(SOURCE MATERIAL begins)
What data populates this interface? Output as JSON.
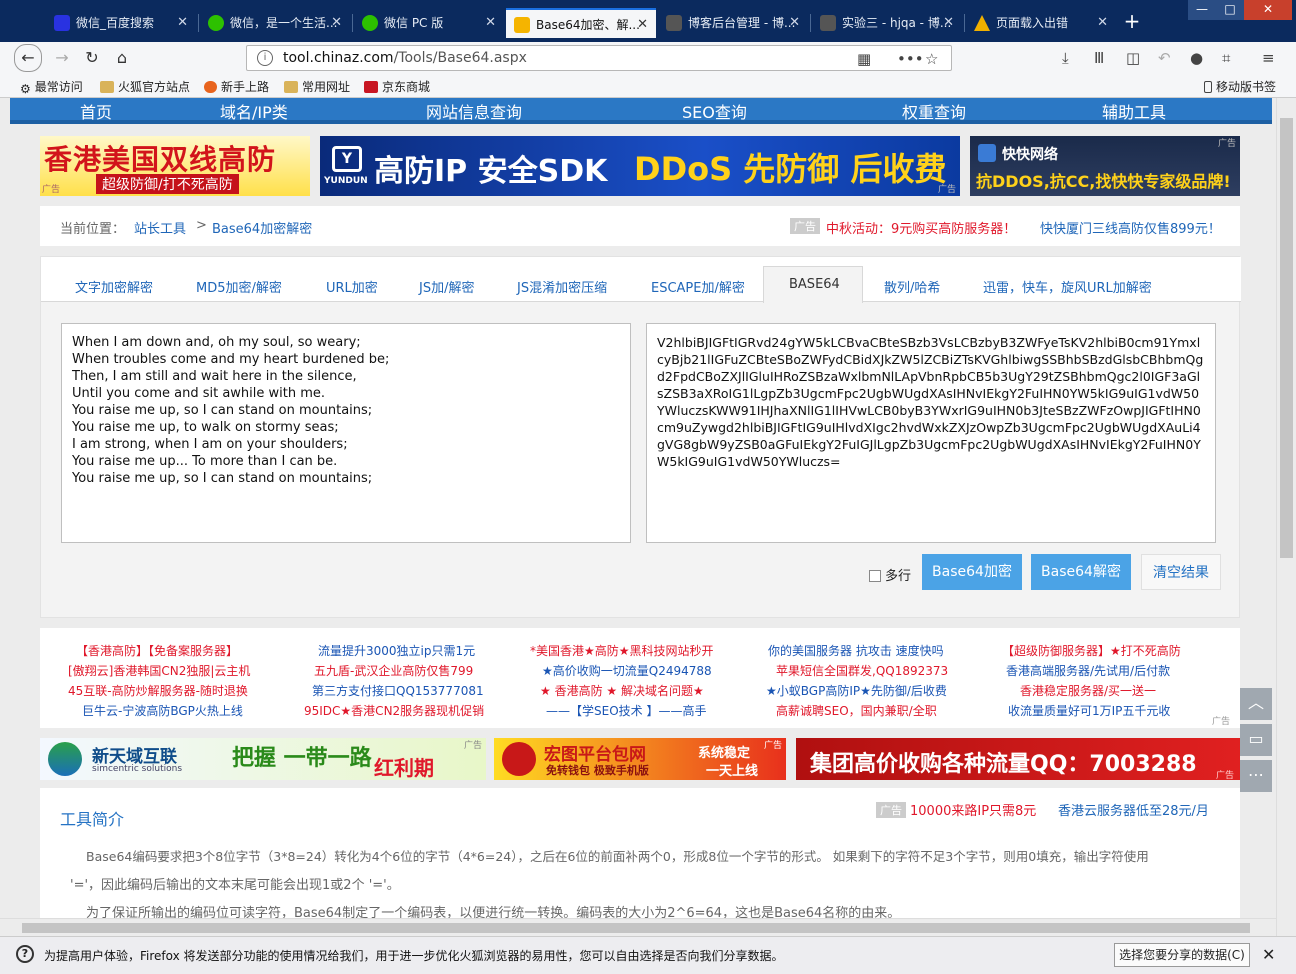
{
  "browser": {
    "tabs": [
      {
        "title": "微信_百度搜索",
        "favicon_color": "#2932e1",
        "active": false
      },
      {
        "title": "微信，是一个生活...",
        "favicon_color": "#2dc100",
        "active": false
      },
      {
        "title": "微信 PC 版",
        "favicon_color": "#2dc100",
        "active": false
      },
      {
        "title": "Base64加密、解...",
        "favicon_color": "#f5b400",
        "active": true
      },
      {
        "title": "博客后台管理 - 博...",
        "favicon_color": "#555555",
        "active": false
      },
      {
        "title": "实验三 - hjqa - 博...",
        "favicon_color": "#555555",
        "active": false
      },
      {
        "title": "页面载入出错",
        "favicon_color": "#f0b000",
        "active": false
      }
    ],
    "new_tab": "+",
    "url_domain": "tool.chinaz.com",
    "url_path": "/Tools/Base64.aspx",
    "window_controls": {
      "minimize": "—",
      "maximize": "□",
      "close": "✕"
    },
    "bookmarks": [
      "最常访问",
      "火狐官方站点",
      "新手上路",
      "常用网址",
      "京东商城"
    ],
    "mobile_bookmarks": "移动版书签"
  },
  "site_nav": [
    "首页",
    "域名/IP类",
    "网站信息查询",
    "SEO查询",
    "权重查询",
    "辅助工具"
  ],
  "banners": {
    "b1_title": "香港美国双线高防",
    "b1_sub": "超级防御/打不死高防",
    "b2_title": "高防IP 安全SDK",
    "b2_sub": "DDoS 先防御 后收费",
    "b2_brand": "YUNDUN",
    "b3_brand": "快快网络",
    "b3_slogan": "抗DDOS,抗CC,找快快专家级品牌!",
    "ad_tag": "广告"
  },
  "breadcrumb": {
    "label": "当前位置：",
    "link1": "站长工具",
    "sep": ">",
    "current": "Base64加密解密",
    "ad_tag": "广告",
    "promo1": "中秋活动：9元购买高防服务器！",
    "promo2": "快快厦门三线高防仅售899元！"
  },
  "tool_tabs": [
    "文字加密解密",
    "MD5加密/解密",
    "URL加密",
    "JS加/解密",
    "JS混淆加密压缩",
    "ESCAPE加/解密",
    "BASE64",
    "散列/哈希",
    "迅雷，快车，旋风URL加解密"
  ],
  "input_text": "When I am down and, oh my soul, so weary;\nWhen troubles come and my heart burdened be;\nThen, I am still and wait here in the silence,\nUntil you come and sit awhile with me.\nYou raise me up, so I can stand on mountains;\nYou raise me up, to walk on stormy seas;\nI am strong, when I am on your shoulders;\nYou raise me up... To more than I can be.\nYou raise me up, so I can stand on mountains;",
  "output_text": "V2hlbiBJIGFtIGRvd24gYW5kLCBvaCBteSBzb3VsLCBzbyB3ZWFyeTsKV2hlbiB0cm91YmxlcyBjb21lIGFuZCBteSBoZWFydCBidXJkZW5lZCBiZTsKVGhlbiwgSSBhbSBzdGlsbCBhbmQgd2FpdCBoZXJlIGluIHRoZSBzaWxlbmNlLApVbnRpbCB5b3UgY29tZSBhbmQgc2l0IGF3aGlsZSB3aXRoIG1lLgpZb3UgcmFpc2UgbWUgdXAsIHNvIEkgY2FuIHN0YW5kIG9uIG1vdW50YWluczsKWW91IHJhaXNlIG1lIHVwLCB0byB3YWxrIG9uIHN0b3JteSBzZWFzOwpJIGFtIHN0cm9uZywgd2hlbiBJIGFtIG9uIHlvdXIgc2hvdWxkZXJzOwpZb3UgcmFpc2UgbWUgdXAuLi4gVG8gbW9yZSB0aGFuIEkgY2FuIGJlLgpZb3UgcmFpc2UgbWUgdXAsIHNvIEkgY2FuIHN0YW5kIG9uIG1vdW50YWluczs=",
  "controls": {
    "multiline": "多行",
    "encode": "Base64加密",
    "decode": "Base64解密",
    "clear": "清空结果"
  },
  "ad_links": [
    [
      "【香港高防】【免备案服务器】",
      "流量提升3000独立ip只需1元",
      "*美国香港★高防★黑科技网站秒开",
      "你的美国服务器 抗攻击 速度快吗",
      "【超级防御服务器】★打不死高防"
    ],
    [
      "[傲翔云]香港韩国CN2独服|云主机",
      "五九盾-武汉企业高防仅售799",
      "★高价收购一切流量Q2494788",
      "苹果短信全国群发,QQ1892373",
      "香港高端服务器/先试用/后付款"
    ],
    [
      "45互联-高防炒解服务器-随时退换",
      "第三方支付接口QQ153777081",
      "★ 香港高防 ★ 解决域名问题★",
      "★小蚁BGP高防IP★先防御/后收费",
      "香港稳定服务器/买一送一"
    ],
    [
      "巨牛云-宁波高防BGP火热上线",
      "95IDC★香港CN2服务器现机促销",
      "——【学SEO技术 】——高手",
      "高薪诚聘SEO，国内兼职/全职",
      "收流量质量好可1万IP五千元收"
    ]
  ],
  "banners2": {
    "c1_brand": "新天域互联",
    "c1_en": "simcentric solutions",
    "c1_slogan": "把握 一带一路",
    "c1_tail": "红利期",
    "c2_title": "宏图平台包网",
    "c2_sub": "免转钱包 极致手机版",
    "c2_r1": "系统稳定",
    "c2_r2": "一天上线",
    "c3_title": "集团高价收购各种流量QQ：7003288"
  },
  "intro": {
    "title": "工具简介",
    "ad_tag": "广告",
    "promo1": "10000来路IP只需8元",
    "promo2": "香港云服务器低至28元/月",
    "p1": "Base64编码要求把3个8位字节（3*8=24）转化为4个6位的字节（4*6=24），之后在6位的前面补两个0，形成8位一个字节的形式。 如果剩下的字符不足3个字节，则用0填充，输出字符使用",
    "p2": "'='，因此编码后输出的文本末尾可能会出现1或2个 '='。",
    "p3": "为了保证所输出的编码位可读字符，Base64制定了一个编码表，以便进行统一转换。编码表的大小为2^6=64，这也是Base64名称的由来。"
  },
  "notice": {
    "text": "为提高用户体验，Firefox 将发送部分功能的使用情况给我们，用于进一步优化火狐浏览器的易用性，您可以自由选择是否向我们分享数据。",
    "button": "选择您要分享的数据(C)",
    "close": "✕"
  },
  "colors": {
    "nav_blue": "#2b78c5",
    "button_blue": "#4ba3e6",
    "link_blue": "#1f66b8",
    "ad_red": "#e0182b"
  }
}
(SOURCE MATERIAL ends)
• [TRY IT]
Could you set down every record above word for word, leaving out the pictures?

• [TASK ANSWER]
What data populates this interface? Output as JSON.
{
  "browser": {
    "tabs": [
      {
        "title": "微信_百度搜索",
        "favicon_color": "#2932e1",
        "active": false
      },
      {
        "title": "微信，是一个生活...",
        "favicon_color": "#2dc100",
        "active": false
      },
      {
        "title": "微信 PC 版",
        "favicon_color": "#2dc100",
        "active": false
      },
      {
        "title": "Base64加密、解...",
        "favicon_color": "#f5b400",
        "active": true
      },
      {
        "title": "博客后台管理 - 博...",
        "favicon_color": "#555555",
        "active": false
      },
      {
        "title": "实验三 - hjqa - 博...",
        "favicon_color": "#555555",
        "active": false
      },
      {
        "title": "页面载入出错",
        "favicon_color": "#f0b000",
        "active": false
      }
    ],
    "new_tab": "+",
    "url_domain": "tool.chinaz.com",
    "url_path": "/Tools/Base64.aspx",
    "window_controls": {
      "minimize": "—",
      "maximize": "□",
      "close": "✕"
    },
    "bookmarks": [
      "最常访问",
      "火狐官方站点",
      "新手上路",
      "常用网址",
      "京东商城"
    ],
    "mobile_bookmarks": "移动版书签"
  },
  "site_nav": [
    "首页",
    "域名/IP类",
    "网站信息查询",
    "SEO查询",
    "权重查询",
    "辅助工具"
  ],
  "banners": {
    "b1_title": "香港美国双线高防",
    "b1_sub": "超级防御/打不死高防",
    "b2_title": "高防IP 安全SDK",
    "b2_sub": "DDoS 先防御 后收费",
    "b2_brand": "YUNDUN",
    "b3_brand": "快快网络",
    "b3_slogan": "抗DDOS,抗CC,找快快专家级品牌!",
    "ad_tag": "广告"
  },
  "breadcrumb": {
    "label": "当前位置：",
    "link1": "站长工具",
    "sep": ">",
    "current": "Base64加密解密",
    "ad_tag": "广告",
    "promo1": "中秋活动：9元购买高防服务器！",
    "promo2": "快快厦门三线高防仅售899元！"
  },
  "tool_tabs": [
    "文字加密解密",
    "MD5加密/解密",
    "URL加密",
    "JS加/解密",
    "JS混淆加密压缩",
    "ESCAPE加/解密",
    "BASE64",
    "散列/哈希",
    "迅雷，快车，旋风URL加解密"
  ],
  "input_text": "When I am down and, oh my soul, so weary;\nWhen troubles come and my heart burdened be;\nThen, I am still and wait here in the silence,\nUntil you come and sit awhile with me.\nYou raise me up, so I can stand on mountains;\nYou raise me up, to walk on stormy seas;\nI am strong, when I am on your shoulders;\nYou raise me up... To more than I can be.\nYou raise me up, so I can stand on mountains;",
  "output_text": "V2hlbiBJIGFtIGRvd24gYW5kLCBvaCBteSBzb3VsLCBzbyB3ZWFyeTsKV2hlbiB0cm91YmxlcyBjb21lIGFuZCBteSBoZWFydCBidXJkZW5lZCBiZTsKVGhlbiwgSSBhbSBzdGlsbCBhbmQgd2FpdCBoZXJlIGluIHRoZSBzaWxlbmNlLApVbnRpbCB5b3UgY29tZSBhbmQgc2l0IGF3aGlsZSB3aXRoIG1lLgpZb3UgcmFpc2UgbWUgdXAsIHNvIEkgY2FuIHN0YW5kIG9uIG1vdW50YWluczsKWW91IHJhaXNlIG1lIHVwLCB0byB3YWxrIG9uIHN0b3JteSBzZWFzOwpJIGFtIHN0cm9uZywgd2hlbiBJIGFtIG9uIHlvdXIgc2hvdWxkZXJzOwpZb3UgcmFpc2UgbWUgdXAuLi4gVG8gbW9yZSB0aGFuIEkgY2FuIGJlLgpZb3UgcmFpc2UgbWUgdXAsIHNvIEkgY2FuIHN0YW5kIG9uIG1vdW50YWluczs=",
  "controls": {
    "multiline": "多行",
    "encode": "Base64加密",
    "decode": "Base64解密",
    "clear": "清空结果"
  },
  "ad_links": [
    [
      "【香港高防】【免备案服务器】",
      "流量提升3000独立ip只需1元",
      "*美国香港★高防★黑科技网站秒开",
      "你的美国服务器 抗攻击 速度快吗",
      "【超级防御服务器】★打不死高防"
    ],
    [
      "[傲翔云]香港韩国CN2独服|云主机",
      "五九盾-武汉企业高防仅售799",
      "★高价收购一切流量Q2494788",
      "苹果短信全国群发,QQ1892373",
      "香港高端服务器/先试用/后付款"
    ],
    [
      "45互联-高防炒解服务器-随时退换",
      "第三方支付接口QQ153777081",
      "★ 香港高防 ★ 解决域名问题★",
      "★小蚁BGP高防IP★先防御/后收费",
      "香港稳定服务器/买一送一"
    ],
    [
      "巨牛云-宁波高防BGP火热上线",
      "95IDC★香港CN2服务器现机促销",
      "——【学SEO技术 】——高手",
      "高薪诚聘SEO，国内兼职/全职",
      "收流量质量好可1万IP五千元收"
    ]
  ],
  "banners2": {
    "c1_brand": "新天域互联",
    "c1_en": "simcentric solutions",
    "c1_slogan": "把握 一带一路",
    "c1_tail": "红利期",
    "c2_title": "宏图平台包网",
    "c2_sub": "免转钱包 极致手机版",
    "c2_r1": "系统稳定",
    "c2_r2": "一天上线",
    "c3_title": "集团高价收购各种流量QQ：7003288"
  },
  "intro": {
    "title": "工具简介",
    "ad_tag": "广告",
    "promo1": "10000来路IP只需8元",
    "promo2": "香港云服务器低至28元/月",
    "p1": "Base64编码要求把3个8位字节（3*8=24）转化为4个6位的字节（4*6=24），之后在6位的前面补两个0，形成8位一个字节的形式。 如果剩下的字符不足3个字节，则用0填充，输出字符使用",
    "p2": "'='，因此编码后输出的文本末尾可能会出现1或2个 '='。",
    "p3": "为了保证所输出的编码位可读字符，Base64制定了一个编码表，以便进行统一转换。编码表的大小为2^6=64，这也是Base64名称的由来。"
  },
  "notice": {
    "text": "为提高用户体验，Firefox 将发送部分功能的使用情况给我们，用于进一步优化火狐浏览器的易用性，您可以自由选择是否向我们分享数据。",
    "button": "选择您要分享的数据(C)",
    "close": "✕"
  },
  "colors": {
    "nav_blue": "#2b78c5",
    "button_blue": "#4ba3e6",
    "link_blue": "#1f66b8",
    "ad_red": "#e0182b"
  }
}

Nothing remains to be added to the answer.